Exercise aim
Give the data again, word for word.
Content starts
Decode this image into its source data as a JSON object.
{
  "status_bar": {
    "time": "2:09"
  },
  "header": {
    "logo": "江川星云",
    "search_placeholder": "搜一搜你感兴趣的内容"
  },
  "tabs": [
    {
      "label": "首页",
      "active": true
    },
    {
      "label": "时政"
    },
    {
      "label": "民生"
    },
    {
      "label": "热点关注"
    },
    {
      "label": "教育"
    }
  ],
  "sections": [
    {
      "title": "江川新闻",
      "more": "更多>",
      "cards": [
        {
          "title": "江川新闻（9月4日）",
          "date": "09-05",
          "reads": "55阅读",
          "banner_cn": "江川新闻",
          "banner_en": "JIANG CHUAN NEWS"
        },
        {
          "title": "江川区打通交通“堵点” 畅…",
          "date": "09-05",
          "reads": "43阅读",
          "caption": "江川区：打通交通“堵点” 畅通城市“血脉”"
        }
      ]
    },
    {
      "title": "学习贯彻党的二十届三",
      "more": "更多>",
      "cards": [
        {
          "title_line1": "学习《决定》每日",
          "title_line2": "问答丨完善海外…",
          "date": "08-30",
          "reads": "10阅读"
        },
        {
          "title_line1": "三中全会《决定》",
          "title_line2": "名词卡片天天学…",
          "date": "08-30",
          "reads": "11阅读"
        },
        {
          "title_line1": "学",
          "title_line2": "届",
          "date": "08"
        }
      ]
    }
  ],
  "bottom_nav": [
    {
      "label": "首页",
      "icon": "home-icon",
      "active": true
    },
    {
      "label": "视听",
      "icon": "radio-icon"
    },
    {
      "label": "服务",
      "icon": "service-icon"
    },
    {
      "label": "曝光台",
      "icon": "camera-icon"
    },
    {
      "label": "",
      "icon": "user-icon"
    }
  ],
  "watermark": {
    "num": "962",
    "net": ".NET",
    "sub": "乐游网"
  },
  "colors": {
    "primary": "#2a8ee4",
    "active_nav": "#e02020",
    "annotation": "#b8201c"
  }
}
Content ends
Answer space
Decode this image into its source data as a JSON object.
{
  "status_bar": {
    "time": "2:09"
  },
  "header": {
    "logo": "江川星云",
    "search_placeholder": "搜一搜你感兴趣的内容"
  },
  "tabs": [
    {
      "label": "首页",
      "active": true
    },
    {
      "label": "时政"
    },
    {
      "label": "民生"
    },
    {
      "label": "热点关注"
    },
    {
      "label": "教育"
    }
  ],
  "sections": [
    {
      "title": "江川新闻",
      "more": "更多>",
      "cards": [
        {
          "title": "江川新闻（9月4日）",
          "date": "09-05",
          "reads": "55阅读",
          "banner_cn": "江川新闻",
          "banner_en": "JIANG CHUAN NEWS"
        },
        {
          "title": "江川区打通交通“堵点” 畅…",
          "date": "09-05",
          "reads": "43阅读",
          "caption": "江川区：打通交通“堵点” 畅通城市“血脉”"
        }
      ]
    },
    {
      "title": "学习贯彻党的二十届三",
      "more": "更多>",
      "cards": [
        {
          "title_line1": "学习《决定》每日",
          "title_line2": "问答丨完善海外…",
          "date": "08-30",
          "reads": "10阅读"
        },
        {
          "title_line1": "三中全会《决定》",
          "title_line2": "名词卡片天天学…",
          "date": "08-30",
          "reads": "11阅读"
        },
        {
          "title_line1": "学",
          "title_line2": "届",
          "date": "08"
        }
      ]
    }
  ],
  "bottom_nav": [
    {
      "label": "首页",
      "icon": "home-icon",
      "active": true
    },
    {
      "label": "视听",
      "icon": "radio-icon"
    },
    {
      "label": "服务",
      "icon": "service-icon"
    },
    {
      "label": "曝光台",
      "icon": "camera-icon"
    },
    {
      "label": "",
      "icon": "user-icon"
    }
  ],
  "watermark": {
    "num": "962",
    "net": ".NET",
    "sub": "乐游网"
  },
  "colors": {
    "primary": "#2a8ee4",
    "active_nav": "#e02020",
    "annotation": "#b8201c"
  }
}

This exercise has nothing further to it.